What this task involves: Everything in the records should be repeated exactly, down to the last character.
______________________________
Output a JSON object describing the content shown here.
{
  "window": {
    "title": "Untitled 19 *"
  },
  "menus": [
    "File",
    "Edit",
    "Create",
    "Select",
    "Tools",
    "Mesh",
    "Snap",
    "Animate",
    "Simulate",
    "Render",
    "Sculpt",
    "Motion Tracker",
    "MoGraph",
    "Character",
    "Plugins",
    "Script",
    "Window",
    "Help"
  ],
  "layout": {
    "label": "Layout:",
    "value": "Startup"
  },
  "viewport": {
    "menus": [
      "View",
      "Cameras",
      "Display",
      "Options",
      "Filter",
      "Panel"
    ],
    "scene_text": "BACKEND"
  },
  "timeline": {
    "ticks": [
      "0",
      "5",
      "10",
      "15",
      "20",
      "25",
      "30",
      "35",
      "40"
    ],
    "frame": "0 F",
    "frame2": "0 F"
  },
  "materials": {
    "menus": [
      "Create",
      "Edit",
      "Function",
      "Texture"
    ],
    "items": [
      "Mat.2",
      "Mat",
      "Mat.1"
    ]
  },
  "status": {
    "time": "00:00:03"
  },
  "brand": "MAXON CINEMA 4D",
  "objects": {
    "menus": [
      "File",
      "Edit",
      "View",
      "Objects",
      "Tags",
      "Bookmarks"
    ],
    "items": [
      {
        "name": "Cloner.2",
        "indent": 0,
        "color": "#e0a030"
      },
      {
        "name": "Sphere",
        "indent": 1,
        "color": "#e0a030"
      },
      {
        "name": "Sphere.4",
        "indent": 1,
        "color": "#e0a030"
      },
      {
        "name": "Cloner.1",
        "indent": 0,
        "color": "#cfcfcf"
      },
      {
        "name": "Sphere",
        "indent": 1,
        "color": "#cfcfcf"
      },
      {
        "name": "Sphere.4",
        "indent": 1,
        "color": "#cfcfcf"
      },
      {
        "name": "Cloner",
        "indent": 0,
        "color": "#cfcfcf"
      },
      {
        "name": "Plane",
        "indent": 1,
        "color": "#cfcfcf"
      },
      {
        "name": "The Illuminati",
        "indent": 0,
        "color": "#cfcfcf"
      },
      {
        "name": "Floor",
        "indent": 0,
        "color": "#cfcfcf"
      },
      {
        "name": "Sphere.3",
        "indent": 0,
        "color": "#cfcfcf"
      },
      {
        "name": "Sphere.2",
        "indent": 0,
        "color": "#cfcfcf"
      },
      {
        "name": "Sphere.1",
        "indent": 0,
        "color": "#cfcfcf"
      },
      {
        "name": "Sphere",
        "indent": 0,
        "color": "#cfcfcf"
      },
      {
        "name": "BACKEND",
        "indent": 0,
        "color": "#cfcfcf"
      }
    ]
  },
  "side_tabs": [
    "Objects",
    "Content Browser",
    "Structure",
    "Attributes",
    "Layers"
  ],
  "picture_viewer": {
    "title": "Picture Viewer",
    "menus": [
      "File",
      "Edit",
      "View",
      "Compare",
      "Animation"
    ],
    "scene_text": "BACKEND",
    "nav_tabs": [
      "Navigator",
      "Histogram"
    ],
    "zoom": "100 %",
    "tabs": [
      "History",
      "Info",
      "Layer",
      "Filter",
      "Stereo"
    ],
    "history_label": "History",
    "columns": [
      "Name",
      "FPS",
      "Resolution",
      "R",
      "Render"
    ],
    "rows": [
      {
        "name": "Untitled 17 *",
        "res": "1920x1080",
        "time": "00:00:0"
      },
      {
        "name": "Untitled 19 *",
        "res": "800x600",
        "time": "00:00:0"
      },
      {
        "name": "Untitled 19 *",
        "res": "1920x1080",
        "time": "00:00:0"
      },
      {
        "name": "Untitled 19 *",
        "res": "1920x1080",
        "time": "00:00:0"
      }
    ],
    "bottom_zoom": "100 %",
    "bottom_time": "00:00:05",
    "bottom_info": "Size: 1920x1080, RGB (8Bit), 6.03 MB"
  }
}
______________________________
Solution for this exercise:
Output a JSON object describing the content shown here.
{
  "window": {
    "title": "Untitled 19 *"
  },
  "menus": [
    "File",
    "Edit",
    "Create",
    "Select",
    "Tools",
    "Mesh",
    "Snap",
    "Animate",
    "Simulate",
    "Render",
    "Sculpt",
    "Motion Tracker",
    "MoGraph",
    "Character",
    "Plugins",
    "Script",
    "Window",
    "Help"
  ],
  "layout": {
    "label": "Layout:",
    "value": "Startup"
  },
  "viewport": {
    "menus": [
      "View",
      "Cameras",
      "Display",
      "Options",
      "Filter",
      "Panel"
    ],
    "scene_text": "BACKEND"
  },
  "timeline": {
    "ticks": [
      "0",
      "5",
      "10",
      "15",
      "20",
      "25",
      "30",
      "35",
      "40"
    ],
    "frame": "0 F",
    "frame2": "0 F"
  },
  "materials": {
    "menus": [
      "Create",
      "Edit",
      "Function",
      "Texture"
    ],
    "items": [
      "Mat.2",
      "Mat",
      "Mat.1"
    ]
  },
  "status": {
    "time": "00:00:03"
  },
  "brand": "MAXON CINEMA 4D",
  "objects": {
    "menus": [
      "File",
      "Edit",
      "View",
      "Objects",
      "Tags",
      "Bookmarks"
    ],
    "items": [
      {
        "name": "Cloner.2",
        "indent": 0,
        "color": "#e0a030"
      },
      {
        "name": "Sphere",
        "indent": 1,
        "color": "#e0a030"
      },
      {
        "name": "Sphere.4",
        "indent": 1,
        "color": "#e0a030"
      },
      {
        "name": "Cloner.1",
        "indent": 0,
        "color": "#cfcfcf"
      },
      {
        "name": "Sphere",
        "indent": 1,
        "color": "#cfcfcf"
      },
      {
        "name": "Sphere.4",
        "indent": 1,
        "color": "#cfcfcf"
      },
      {
        "name": "Cloner",
        "indent": 0,
        "color": "#cfcfcf"
      },
      {
        "name": "Plane",
        "indent": 1,
        "color": "#cfcfcf"
      },
      {
        "name": "The Illuminati",
        "indent": 0,
        "color": "#cfcfcf"
      },
      {
        "name": "Floor",
        "indent": 0,
        "color": "#cfcfcf"
      },
      {
        "name": "Sphere.3",
        "indent": 0,
        "color": "#cfcfcf"
      },
      {
        "name": "Sphere.2",
        "indent": 0,
        "color": "#cfcfcf"
      },
      {
        "name": "Sphere.1",
        "indent": 0,
        "color": "#cfcfcf"
      },
      {
        "name": "Sphere",
        "indent": 0,
        "color": "#cfcfcf"
      },
      {
        "name": "BACKEND",
        "indent": 0,
        "color": "#cfcfcf"
      }
    ]
  },
  "side_tabs": [
    "Objects",
    "Content Browser",
    "Structure",
    "Attributes",
    "Layers"
  ],
  "picture_viewer": {
    "title": "Picture Viewer",
    "menus": [
      "File",
      "Edit",
      "View",
      "Compare",
      "Animation"
    ],
    "scene_text": "BACKEND",
    "nav_tabs": [
      "Navigator",
      "Histogram"
    ],
    "zoom": "100 %",
    "tabs": [
      "History",
      "Info",
      "Layer",
      "Filter",
      "Stereo"
    ],
    "history_label": "History",
    "columns": [
      "Name",
      "FPS",
      "Resolution",
      "R",
      "Render"
    ],
    "rows": [
      {
        "name": "Untitled 17 *",
        "res": "1920x1080",
        "time": "00:00:0"
      },
      {
        "name": "Untitled 19 *",
        "res": "800x600",
        "time": "00:00:0"
      },
      {
        "name": "Untitled 19 *",
        "res": "1920x1080",
        "time": "00:00:0"
      },
      {
        "name": "Untitled 19 *",
        "res": "1920x1080",
        "time": "00:00:0"
      }
    ],
    "bottom_zoom": "100 %",
    "bottom_time": "00:00:05",
    "bottom_info": "Size: 1920x1080, RGB (8Bit), 6.03 MB"
  }
}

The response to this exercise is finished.